* _Required work_
Every entry should be returned unchanged, with the pictures omitted.

——————————

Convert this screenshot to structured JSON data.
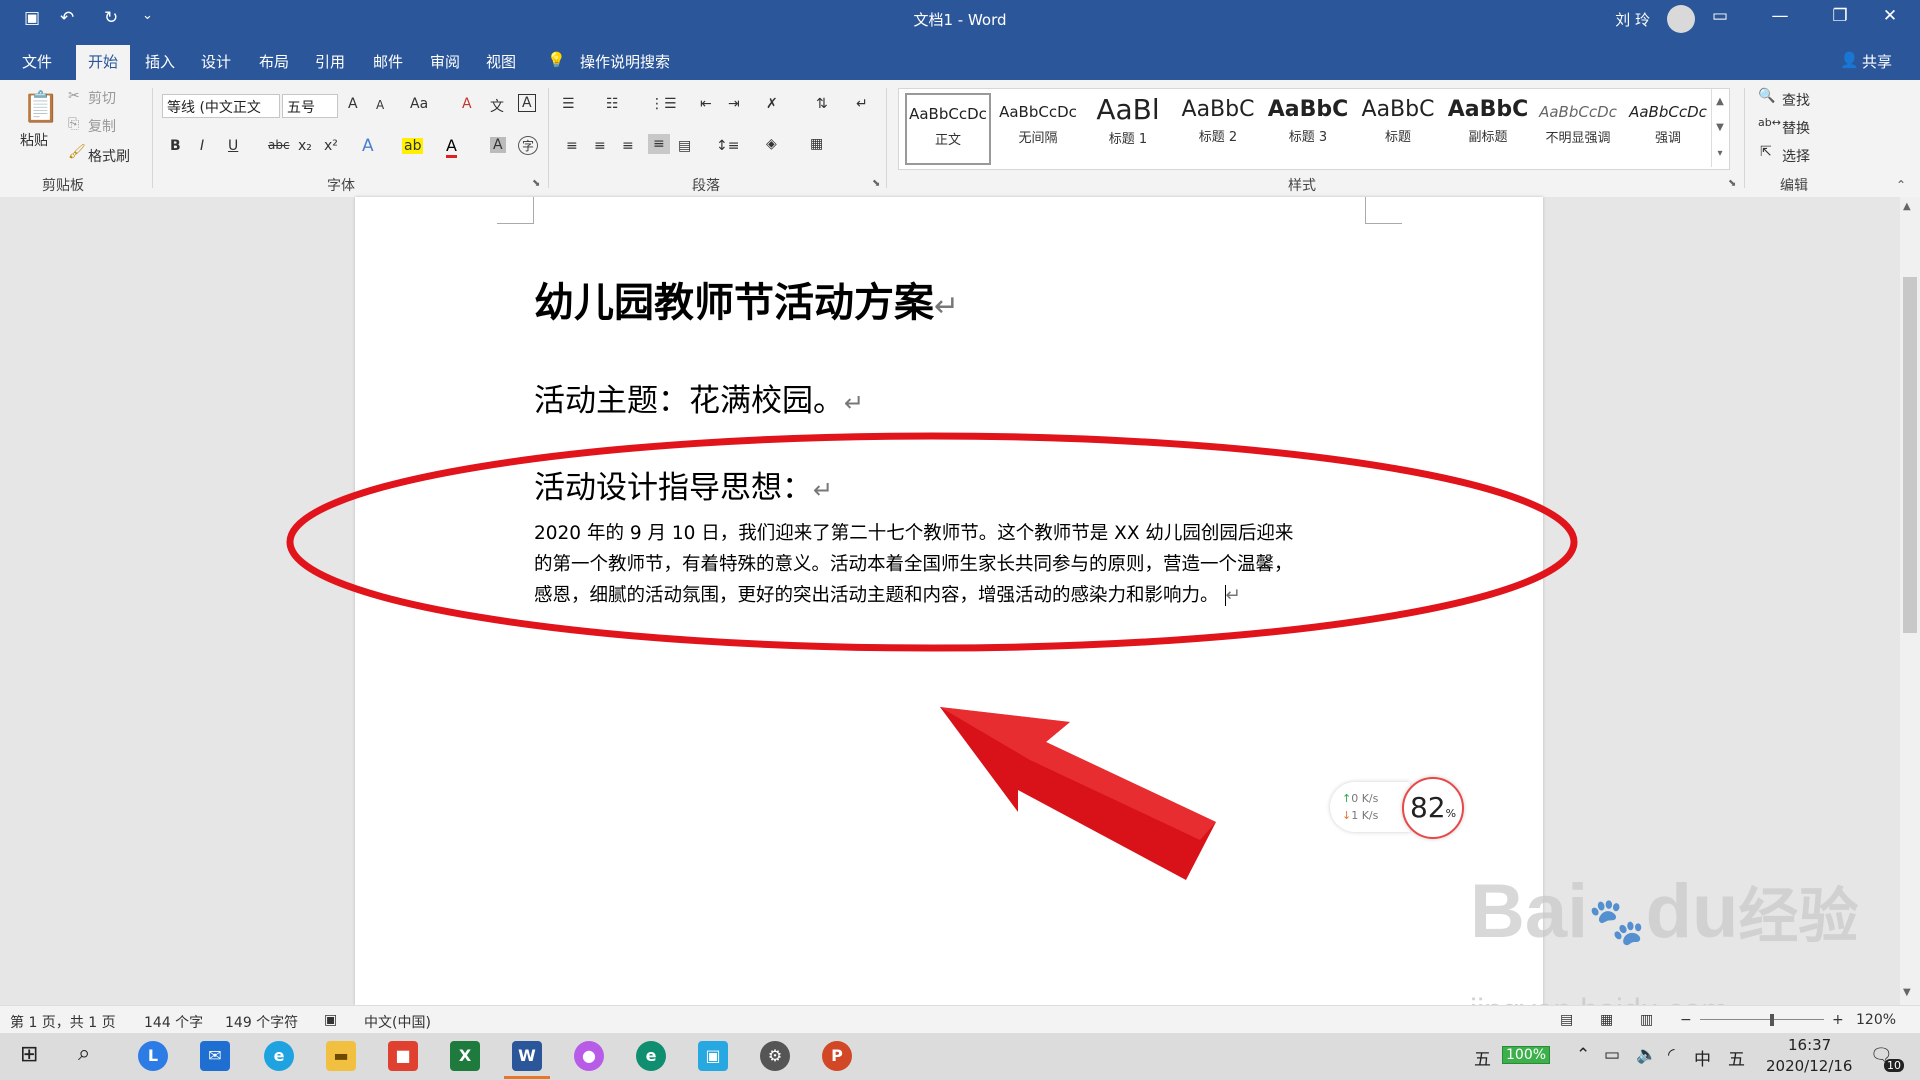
{
  "titlebar": {
    "title": "文档1 - Word",
    "user": "刘 玲",
    "qa_save": "▣",
    "qa_undo": "↶",
    "qa_redo": "↻",
    "qa_more": "⌄",
    "btn_opts": "▭",
    "btn_min": "—",
    "btn_max": "❐",
    "btn_close": "✕"
  },
  "tabs": {
    "items": [
      "文件",
      "开始",
      "插入",
      "设计",
      "布局",
      "引用",
      "邮件",
      "审阅",
      "视图"
    ],
    "active": "开始",
    "tellme": "操作说明搜索",
    "share": "共享"
  },
  "ribbon": {
    "clipboard": {
      "paste": "粘贴",
      "cut": "剪切",
      "copy": "复制",
      "format_painter": "格式刷",
      "label": "剪贴板"
    },
    "font": {
      "family": "等线 (中文正文",
      "size": "五号",
      "label": "字体",
      "grow": "A",
      "shrink": "A",
      "case": "Aa",
      "clear": "A",
      "phonetic": "文",
      "border": "A",
      "bold": "B",
      "italic": "I",
      "underline": "U",
      "strike": "abc",
      "sub": "x₂",
      "sup": "x²",
      "effects": "A",
      "highlight": "ab",
      "color": "A",
      "shade": "A",
      "enclose": "字"
    },
    "paragraph": {
      "label": "段落"
    },
    "styles": {
      "label": "样式",
      "items": [
        {
          "sample": "AaBbCcDc",
          "name": "正文"
        },
        {
          "sample": "AaBbCcDc",
          "name": "无间隔"
        },
        {
          "sample": "AaBl",
          "name": "标题 1"
        },
        {
          "sample": "AaBbC",
          "name": "标题 2"
        },
        {
          "sample": "AaBbC",
          "name": "标题 3"
        },
        {
          "sample": "AaBbC",
          "name": "标题"
        },
        {
          "sample": "AaBbC",
          "name": "副标题"
        },
        {
          "sample": "AaBbCcDc",
          "name": "不明显强调"
        },
        {
          "sample": "AaBbCcDc",
          "name": "强调"
        }
      ]
    },
    "editing": {
      "find": "查找",
      "replace": "替换",
      "select": "选择",
      "label": "编辑"
    }
  },
  "document": {
    "title": "幼儿园教师节活动方案",
    "theme": "活动主题：花满校园。",
    "guide_heading": "活动设计指导思想：",
    "para_line1": "2020 年的 9 月 10 日，我们迎来了第二十七个教师节。这个教师节是 XX 幼儿园创园后迎来",
    "para_line2": "的第一个教师节，有着特殊的意义。活动本着全国师生家长共同参与的原则，营造一个温馨，",
    "para_line3": "感恩，细腻的活动氛围，更好的突出活动主题和内容，增强活动的感染力和影响力。",
    "para_mark": "↵"
  },
  "net_widget": {
    "up": "0",
    "down": "1",
    "unit": "K/s",
    "cpu": "82",
    "cpu_unit": "%"
  },
  "watermark": {
    "brand": "Bai",
    "brand2": "du",
    "cn": "经验",
    "url": "jingyan.baidu.com"
  },
  "status": {
    "page": "第 1 页，共 1 页",
    "words": "144 个字",
    "chars": "149 个字符",
    "lang": "中文(中国)",
    "zoom": "120%"
  },
  "taskbar": {
    "time": "16:37",
    "date": "2020/12/16",
    "ime1": "五",
    "battery": "100%",
    "lang": "中",
    "ime2": "五",
    "notif": "10"
  },
  "colors": {
    "accent": "#2b579a",
    "annotation": "#e0141a"
  }
}
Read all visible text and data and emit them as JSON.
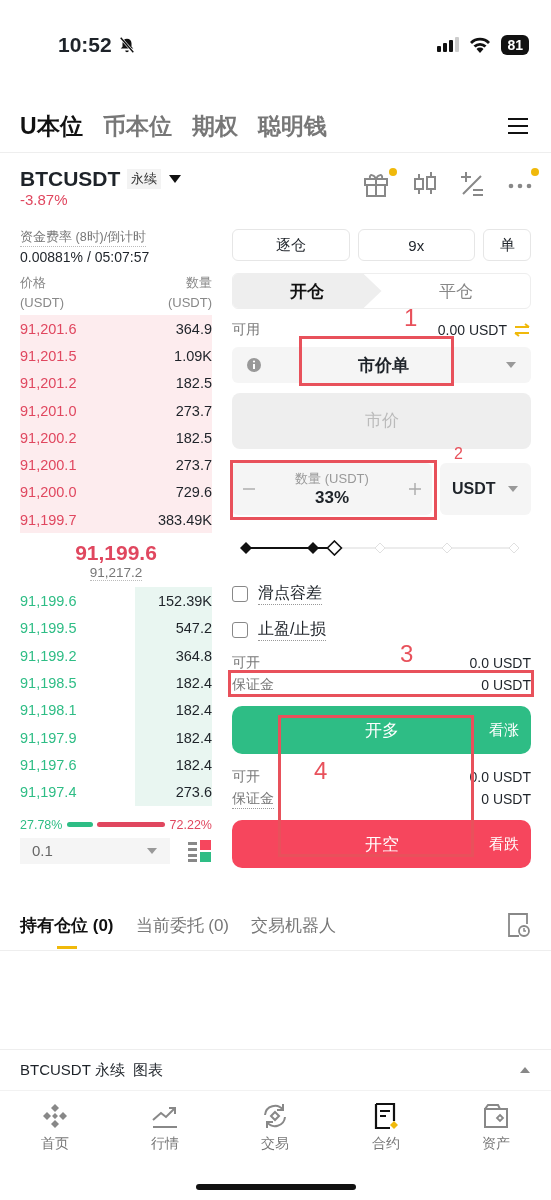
{
  "status_bar": {
    "time": "10:52",
    "battery": "81"
  },
  "market_tabs": [
    {
      "label": "U本位",
      "selected": true
    },
    {
      "label": "币本位",
      "selected": false
    },
    {
      "label": "期权",
      "selected": false
    },
    {
      "label": "聪明钱",
      "selected": false
    }
  ],
  "symbol": {
    "name": "BTCUSDT",
    "type": "永续",
    "change": "-3.87%"
  },
  "toolbar": [
    {
      "kind": "gift",
      "badge": true
    },
    {
      "kind": "candles",
      "badge": false
    },
    {
      "kind": "calculator",
      "badge": false
    },
    {
      "kind": "more",
      "badge": true
    }
  ],
  "funding": {
    "label": "资金费率 (8时)/倒计时",
    "value": "0.00881% / 05:07:57"
  },
  "order_book": {
    "price_header": "价格",
    "price_unit": "(USDT)",
    "qty_header": "数量",
    "qty_unit": "(USDT)",
    "asks": [
      {
        "price": "91,201.6",
        "qty": "364.9"
      },
      {
        "price": "91,201.5",
        "qty": "1.09K"
      },
      {
        "price": "91,201.2",
        "qty": "182.5"
      },
      {
        "price": "91,201.0",
        "qty": "273.7"
      },
      {
        "price": "91,200.2",
        "qty": "182.5"
      },
      {
        "price": "91,200.1",
        "qty": "273.7"
      },
      {
        "price": "91,200.0",
        "qty": "729.6"
      },
      {
        "price": "91,199.7",
        "qty": "383.49K"
      }
    ],
    "last_price": "91,199.6",
    "mark_price": "91,217.2",
    "bids": [
      {
        "price": "91,199.6",
        "qty": "152.39K"
      },
      {
        "price": "91,199.5",
        "qty": "547.2"
      },
      {
        "price": "91,199.2",
        "qty": "364.8"
      },
      {
        "price": "91,198.5",
        "qty": "182.4"
      },
      {
        "price": "91,198.1",
        "qty": "182.4"
      },
      {
        "price": "91,197.9",
        "qty": "182.4"
      },
      {
        "price": "91,197.6",
        "qty": "182.4"
      },
      {
        "price": "91,197.4",
        "qty": "273.6"
      }
    ],
    "buy_ratio": "27.78%",
    "sell_ratio": "72.22%",
    "level": 0.2778,
    "precision": "0.1"
  },
  "order_form": {
    "margin_mode": "逐仓",
    "leverage": "9x",
    "position_mode": "单",
    "sides": [
      {
        "label": "开仓",
        "selected": true
      },
      {
        "label": "平仓",
        "selected": false
      }
    ],
    "available_label": "可用",
    "available": "0.00 USDT",
    "order_type": "市价单",
    "price_placeholder": "市价",
    "amount": {
      "label": "数量 (USDT)",
      "value": "33%"
    },
    "unit": "USDT",
    "level": 0.33,
    "options": [
      {
        "label": "滑点容差",
        "checked": false
      },
      {
        "label": "止盈/止损",
        "checked": false
      }
    ],
    "actions": [
      {
        "kind": "long",
        "rows": [
          {
            "label": "可开",
            "value": "0.0 USDT"
          },
          {
            "label": "保证金",
            "value": "0 USDT"
          }
        ],
        "button": "开多",
        "hint": "看涨"
      },
      {
        "kind": "short",
        "rows": [
          {
            "label": "可开",
            "value": "0.0 USDT"
          },
          {
            "label": "保证金",
            "value": "0 USDT"
          }
        ],
        "button": "开空",
        "hint": "看跌"
      }
    ]
  },
  "annotations": [
    {
      "label": "1"
    },
    {
      "label": "2"
    },
    {
      "label": "3"
    },
    {
      "label": "4"
    }
  ],
  "position_tabs": [
    {
      "label": "持有仓位 (0)",
      "selected": true
    },
    {
      "label": "当前委托 (0)",
      "selected": false
    },
    {
      "label": "交易机器人",
      "selected": false
    }
  ],
  "chart_bar": {
    "title": "BTCUSDT 永续",
    "link": "图表"
  },
  "nav": [
    {
      "kind": "home",
      "label": "首页",
      "selected": false
    },
    {
      "kind": "markets",
      "label": "行情",
      "selected": false
    },
    {
      "kind": "trade",
      "label": "交易",
      "selected": false
    },
    {
      "kind": "futures",
      "label": "合约",
      "selected": true
    },
    {
      "kind": "assets",
      "label": "资产",
      "selected": false
    }
  ]
}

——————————

* _Task output_
Convert this screenshot to structured JSON data.
{
  "titlebar": {
    "title": "文档1 - Word",
    "user": "刘 玲",
    "qa_save": "▣",
    "qa_undo": "↶",
    "qa_redo": "↻",
    "qa_more": "⌄",
    "btn_opts": "▭",
    "btn_min": "—",
    "btn_max": "❐",
    "btn_close": "✕"
  },
  "tabs": {
    "items": [
      "文件",
      "开始",
      "插入",
      "设计",
      "布局",
      "引用",
      "邮件",
      "审阅",
      "视图"
    ],
    "active": "开始",
    "tellme": "操作说明搜索",
    "share": "共享"
  },
  "ribbon": {
    "clipboard": {
      "paste": "粘贴",
      "cut": "剪切",
      "copy": "复制",
      "format_painter": "格式刷",
      "label": "剪贴板"
    },
    "font": {
      "family": "等线 (中文正文",
      "size": "五号",
      "label": "字体",
      "grow": "A",
      "shrink": "A",
      "case": "Aa",
      "clear": "A",
      "phonetic": "文",
      "border": "A",
      "bold": "B",
      "italic": "I",
      "underline": "U",
      "strike": "abc",
      "sub": "x₂",
      "sup": "x²",
      "effects": "A",
      "highlight": "ab",
      "color": "A",
      "shade": "A",
      "enclose": "字"
    },
    "paragraph": {
      "label": "段落"
    },
    "styles": {
      "label": "样式",
      "items": [
        {
          "sample": "AaBbCcDc",
          "name": "正文"
        },
        {
          "sample": "AaBbCcDc",
          "name": "无间隔"
        },
        {
          "sample": "AaBl",
          "name": "标题 1"
        },
        {
          "sample": "AaBbC",
          "name": "标题 2"
        },
        {
          "sample": "AaBbC",
          "name": "标题 3"
        },
        {
          "sample": "AaBbC",
          "name": "标题"
        },
        {
          "sample": "AaBbC",
          "name": "副标题"
        },
        {
          "sample": "AaBbCcDc",
          "name": "不明显强调"
        },
        {
          "sample": "AaBbCcDc",
          "name": "强调"
        }
      ]
    },
    "editing": {
      "find": "查找",
      "replace": "替换",
      "select": "选择",
      "label": "编辑"
    }
  },
  "document": {
    "title": "幼儿园教师节活动方案",
    "theme": "活动主题：花满校园。",
    "guide_heading": "活动设计指导思想：",
    "para_line1": "2020 年的 9 月 10 日，我们迎来了第二十七个教师节。这个教师节是 XX 幼儿园创园后迎来",
    "para_line2": "的第一个教师节，有着特殊的意义。活动本着全国师生家长共同参与的原则，营造一个温馨，",
    "para_line3": "感恩，细腻的活动氛围，更好的突出活动主题和内容，增强活动的感染力和影响力。",
    "para_mark": "↵"
  },
  "net_widget": {
    "up": "0",
    "down": "1",
    "unit": "K/s",
    "cpu": "82",
    "cpu_unit": "%"
  },
  "watermark": {
    "brand": "Bai",
    "brand2": "du",
    "cn": "经验",
    "url": "jingyan.baidu.com"
  },
  "status": {
    "page": "第 1 页，共 1 页",
    "words": "144 个字",
    "chars": "149 个字符",
    "lang": "中文(中国)",
    "zoom": "120%"
  },
  "taskbar": {
    "time": "16:37",
    "date": "2020/12/16",
    "ime1": "五",
    "battery": "100%",
    "lang": "中",
    "ime2": "五",
    "notif": "10"
  },
  "colors": {
    "accent": "#2b579a",
    "annotation": "#e0141a"
  }
}
Read all visible text and data and emit them as JSON.
{
  "status_bar": {
    "time": "10:52",
    "battery": "81"
  },
  "market_tabs": [
    {
      "label": "U本位",
      "selected": true
    },
    {
      "label": "币本位",
      "selected": false
    },
    {
      "label": "期权",
      "selected": false
    },
    {
      "label": "聪明钱",
      "selected": false
    }
  ],
  "symbol": {
    "name": "BTCUSDT",
    "type": "永续",
    "change": "-3.87%"
  },
  "toolbar": [
    {
      "kind": "gift",
      "badge": true
    },
    {
      "kind": "candles",
      "badge": false
    },
    {
      "kind": "calculator",
      "badge": false
    },
    {
      "kind": "more",
      "badge": true
    }
  ],
  "funding": {
    "label": "资金费率 (8时)/倒计时",
    "value": "0.00881% / 05:07:57"
  },
  "order_book": {
    "price_header": "价格",
    "price_unit": "(USDT)",
    "qty_header": "数量",
    "qty_unit": "(USDT)",
    "asks": [
      {
        "price": "91,201.6",
        "qty": "364.9"
      },
      {
        "price": "91,201.5",
        "qty": "1.09K"
      },
      {
        "price": "91,201.2",
        "qty": "182.5"
      },
      {
        "price": "91,201.0",
        "qty": "273.7"
      },
      {
        "price": "91,200.2",
        "qty": "182.5"
      },
      {
        "price": "91,200.1",
        "qty": "273.7"
      },
      {
        "price": "91,200.0",
        "qty": "729.6"
      },
      {
        "price": "91,199.7",
        "qty": "383.49K"
      }
    ],
    "last_price": "91,199.6",
    "mark_price": "91,217.2",
    "bids": [
      {
        "price": "91,199.6",
        "qty": "152.39K"
      },
      {
        "price": "91,199.5",
        "qty": "547.2"
      },
      {
        "price": "91,199.2",
        "qty": "364.8"
      },
      {
        "price": "91,198.5",
        "qty": "182.4"
      },
      {
        "price": "91,198.1",
        "qty": "182.4"
      },
      {
        "price": "91,197.9",
        "qty": "182.4"
      },
      {
        "price": "91,197.6",
        "qty": "182.4"
      },
      {
        "price": "91,197.4",
        "qty": "273.6"
      }
    ],
    "buy_ratio": "27.78%",
    "sell_ratio": "72.22%",
    "level": 0.2778,
    "precision": "0.1"
  },
  "order_form": {
    "margin_mode": "逐仓",
    "leverage": "9x",
    "position_mode": "单",
    "sides": [
      {
        "label": "开仓",
        "selected": true
      },
      {
        "label": "平仓",
        "selected": false
      }
    ],
    "available_label": "可用",
    "available": "0.00 USDT",
    "order_type": "市价单",
    "price_placeholder": "市价",
    "amount": {
      "label": "数量 (USDT)",
      "value": "33%"
    },
    "unit": "USDT",
    "level": 0.33,
    "options": [
      {
        "label": "滑点容差",
        "checked": false
      },
      {
        "label": "止盈/止损",
        "checked": false
      }
    ],
    "actions": [
      {
        "kind": "long",
        "rows": [
          {
            "label": "可开",
            "value": "0.0 USDT"
          },
          {
            "label": "保证金",
            "value": "0 USDT"
          }
        ],
        "button": "开多",
        "hint": "看涨"
      },
      {
        "kind": "short",
        "rows": [
          {
            "label": "可开",
            "value": "0.0 USDT"
          },
          {
            "label": "保证金",
            "value": "0 USDT"
          }
        ],
        "button": "开空",
        "hint": "看跌"
      }
    ]
  },
  "annotations": [
    {
      "label": "1"
    },
    {
      "label": "2"
    },
    {
      "label": "3"
    },
    {
      "label": "4"
    }
  ],
  "position_tabs": [
    {
      "label": "持有仓位 (0)",
      "selected": true
    },
    {
      "label": "当前委托 (0)",
      "selected": false
    },
    {
      "label": "交易机器人",
      "selected": false
    }
  ],
  "chart_bar": {
    "title": "BTCUSDT 永续",
    "link": "图表"
  },
  "nav": [
    {
      "kind": "home",
      "label": "首页",
      "selected": false
    },
    {
      "kind": "markets",
      "label": "行情",
      "selected": false
    },
    {
      "kind": "trade",
      "label": "交易",
      "selected": false
    },
    {
      "kind": "futures",
      "label": "合约",
      "selected": true
    },
    {
      "kind": "assets",
      "label": "资产",
      "selected": false
    }
  ]
}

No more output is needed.